● **WORK TO COMPLETE**:
Search the entries for lines that contain the word "Invoicing", and report each one found.

● **EXERCISE INPUTS**:
---+---
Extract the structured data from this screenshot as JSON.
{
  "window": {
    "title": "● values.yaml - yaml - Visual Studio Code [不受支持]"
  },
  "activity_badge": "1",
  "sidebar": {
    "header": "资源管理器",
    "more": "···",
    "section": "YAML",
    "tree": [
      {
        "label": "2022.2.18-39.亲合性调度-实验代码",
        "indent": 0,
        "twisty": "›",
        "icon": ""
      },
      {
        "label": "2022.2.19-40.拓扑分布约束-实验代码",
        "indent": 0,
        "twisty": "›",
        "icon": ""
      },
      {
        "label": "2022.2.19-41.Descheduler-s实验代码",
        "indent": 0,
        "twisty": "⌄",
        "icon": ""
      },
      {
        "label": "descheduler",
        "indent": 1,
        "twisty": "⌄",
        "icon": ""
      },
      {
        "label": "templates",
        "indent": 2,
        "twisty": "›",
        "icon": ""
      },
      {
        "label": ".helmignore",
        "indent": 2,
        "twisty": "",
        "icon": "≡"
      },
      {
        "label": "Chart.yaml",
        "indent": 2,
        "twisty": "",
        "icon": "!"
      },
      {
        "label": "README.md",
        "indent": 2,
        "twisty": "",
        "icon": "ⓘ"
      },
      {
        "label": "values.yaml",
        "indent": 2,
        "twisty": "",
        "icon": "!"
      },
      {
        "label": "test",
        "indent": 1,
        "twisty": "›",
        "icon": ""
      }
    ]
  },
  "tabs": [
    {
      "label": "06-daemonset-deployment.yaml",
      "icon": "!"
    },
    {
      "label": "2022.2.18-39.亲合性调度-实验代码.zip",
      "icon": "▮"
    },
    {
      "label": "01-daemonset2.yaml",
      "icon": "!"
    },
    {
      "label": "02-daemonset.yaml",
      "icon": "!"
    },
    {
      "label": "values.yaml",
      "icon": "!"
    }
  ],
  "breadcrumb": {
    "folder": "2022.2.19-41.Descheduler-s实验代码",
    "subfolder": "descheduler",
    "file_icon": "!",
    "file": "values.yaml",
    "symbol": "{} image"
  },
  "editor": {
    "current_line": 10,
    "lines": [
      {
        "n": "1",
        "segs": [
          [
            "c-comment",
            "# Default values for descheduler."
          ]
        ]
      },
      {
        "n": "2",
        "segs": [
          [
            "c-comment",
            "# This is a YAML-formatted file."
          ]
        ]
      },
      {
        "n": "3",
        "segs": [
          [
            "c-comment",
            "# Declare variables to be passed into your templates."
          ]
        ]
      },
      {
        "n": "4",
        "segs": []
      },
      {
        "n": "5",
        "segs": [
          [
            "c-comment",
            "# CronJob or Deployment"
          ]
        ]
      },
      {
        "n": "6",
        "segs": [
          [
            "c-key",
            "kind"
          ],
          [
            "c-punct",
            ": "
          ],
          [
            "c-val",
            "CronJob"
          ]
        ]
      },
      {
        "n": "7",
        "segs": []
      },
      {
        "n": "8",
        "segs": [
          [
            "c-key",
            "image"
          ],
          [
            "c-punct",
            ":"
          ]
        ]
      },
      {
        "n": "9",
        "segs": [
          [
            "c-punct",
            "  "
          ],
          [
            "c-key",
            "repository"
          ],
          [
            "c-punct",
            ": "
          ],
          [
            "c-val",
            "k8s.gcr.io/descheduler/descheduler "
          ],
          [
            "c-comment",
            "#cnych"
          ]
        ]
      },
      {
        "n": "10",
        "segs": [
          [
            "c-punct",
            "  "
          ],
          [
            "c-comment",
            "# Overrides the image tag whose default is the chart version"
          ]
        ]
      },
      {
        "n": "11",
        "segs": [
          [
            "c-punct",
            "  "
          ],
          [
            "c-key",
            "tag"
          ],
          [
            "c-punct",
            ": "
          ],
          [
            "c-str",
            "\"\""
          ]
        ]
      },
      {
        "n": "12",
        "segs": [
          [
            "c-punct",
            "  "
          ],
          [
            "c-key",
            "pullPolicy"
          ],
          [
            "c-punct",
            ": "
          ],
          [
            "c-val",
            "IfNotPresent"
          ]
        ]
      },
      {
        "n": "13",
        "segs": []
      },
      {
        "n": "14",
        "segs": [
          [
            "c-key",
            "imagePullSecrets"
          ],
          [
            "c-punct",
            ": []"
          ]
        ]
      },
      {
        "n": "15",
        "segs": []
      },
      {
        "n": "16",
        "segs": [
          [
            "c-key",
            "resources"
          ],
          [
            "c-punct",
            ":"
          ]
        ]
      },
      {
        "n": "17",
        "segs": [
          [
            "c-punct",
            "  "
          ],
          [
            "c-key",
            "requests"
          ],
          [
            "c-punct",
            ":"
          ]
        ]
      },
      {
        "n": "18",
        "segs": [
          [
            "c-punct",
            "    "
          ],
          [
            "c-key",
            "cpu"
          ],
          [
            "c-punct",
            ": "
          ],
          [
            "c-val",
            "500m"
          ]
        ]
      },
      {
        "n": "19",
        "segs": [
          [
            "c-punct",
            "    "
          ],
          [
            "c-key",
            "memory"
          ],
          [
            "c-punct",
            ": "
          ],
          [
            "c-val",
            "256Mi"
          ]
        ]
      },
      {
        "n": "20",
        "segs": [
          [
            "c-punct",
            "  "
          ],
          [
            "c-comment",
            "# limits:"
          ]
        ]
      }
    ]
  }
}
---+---
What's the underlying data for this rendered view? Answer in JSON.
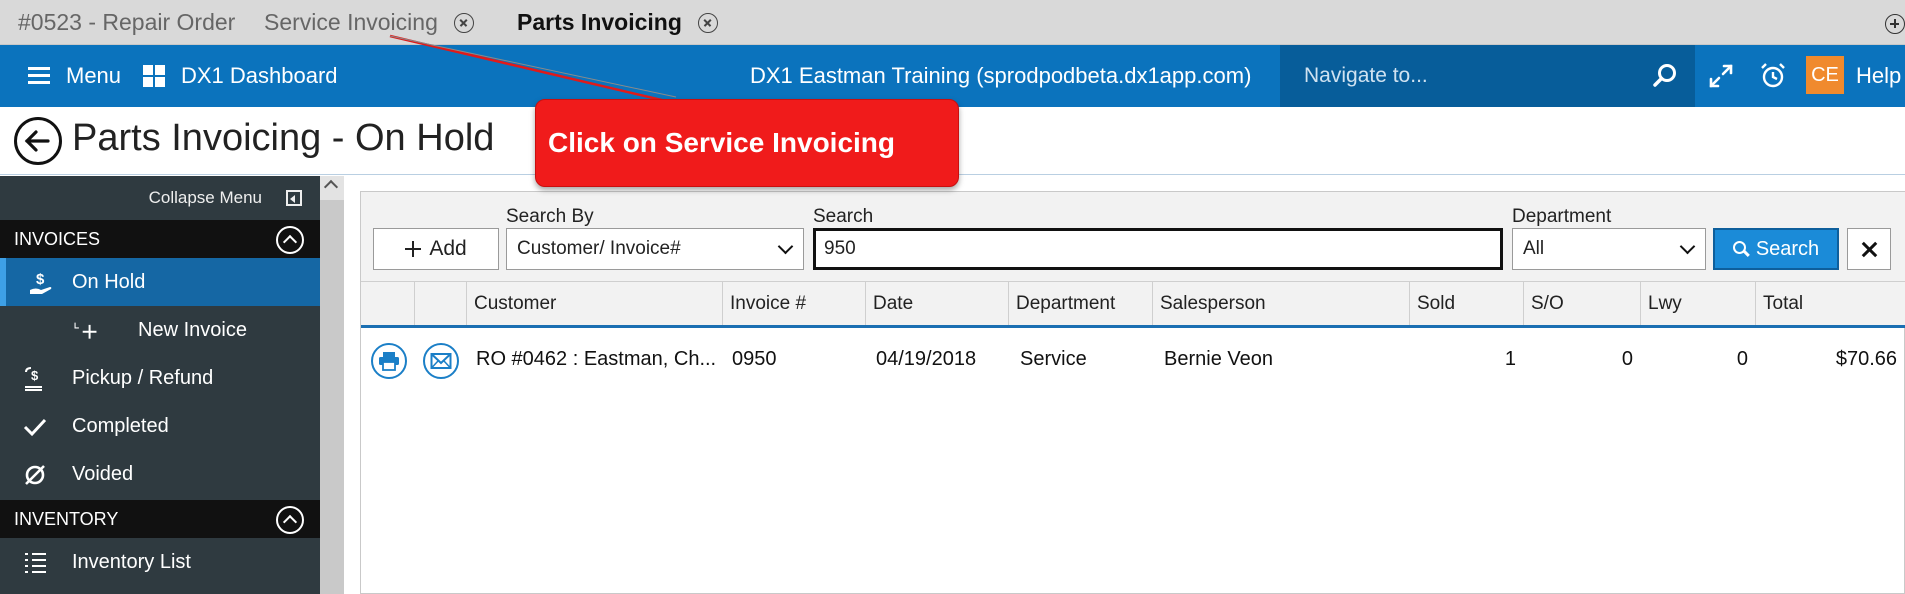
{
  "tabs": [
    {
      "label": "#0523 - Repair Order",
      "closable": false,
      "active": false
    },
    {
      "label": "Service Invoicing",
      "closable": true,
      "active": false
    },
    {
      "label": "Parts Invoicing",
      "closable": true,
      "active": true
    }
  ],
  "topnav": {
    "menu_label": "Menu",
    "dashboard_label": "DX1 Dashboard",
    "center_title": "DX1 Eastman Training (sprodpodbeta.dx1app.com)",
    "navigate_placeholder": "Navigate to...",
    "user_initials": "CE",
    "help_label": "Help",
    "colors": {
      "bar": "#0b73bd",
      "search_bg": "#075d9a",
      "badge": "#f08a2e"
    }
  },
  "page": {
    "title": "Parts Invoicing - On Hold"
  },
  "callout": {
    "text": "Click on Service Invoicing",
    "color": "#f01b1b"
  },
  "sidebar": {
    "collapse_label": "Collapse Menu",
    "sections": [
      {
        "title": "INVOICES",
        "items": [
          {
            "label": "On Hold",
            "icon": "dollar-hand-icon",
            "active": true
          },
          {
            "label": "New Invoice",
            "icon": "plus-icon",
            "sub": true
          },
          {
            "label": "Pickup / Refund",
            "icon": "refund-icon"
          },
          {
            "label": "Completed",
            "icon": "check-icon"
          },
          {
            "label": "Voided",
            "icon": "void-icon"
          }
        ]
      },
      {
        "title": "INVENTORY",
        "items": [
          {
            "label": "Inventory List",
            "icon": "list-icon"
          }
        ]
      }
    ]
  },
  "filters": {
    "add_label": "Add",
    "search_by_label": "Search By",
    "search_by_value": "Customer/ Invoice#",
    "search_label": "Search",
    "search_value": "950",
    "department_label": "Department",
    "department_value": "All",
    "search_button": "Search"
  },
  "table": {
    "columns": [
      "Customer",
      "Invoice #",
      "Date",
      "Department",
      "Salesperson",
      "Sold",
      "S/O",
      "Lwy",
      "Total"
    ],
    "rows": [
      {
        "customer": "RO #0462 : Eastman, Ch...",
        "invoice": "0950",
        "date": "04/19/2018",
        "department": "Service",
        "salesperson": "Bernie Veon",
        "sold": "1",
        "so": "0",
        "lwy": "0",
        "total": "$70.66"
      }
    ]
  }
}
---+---
● **ANSWER FOR THE TASK**:
      "label": "Service Invoicing",
      "label": "Parts Invoicing",
    "title": "Parts Invoicing - On Hold"
    "text": "Click on Service Invoicing",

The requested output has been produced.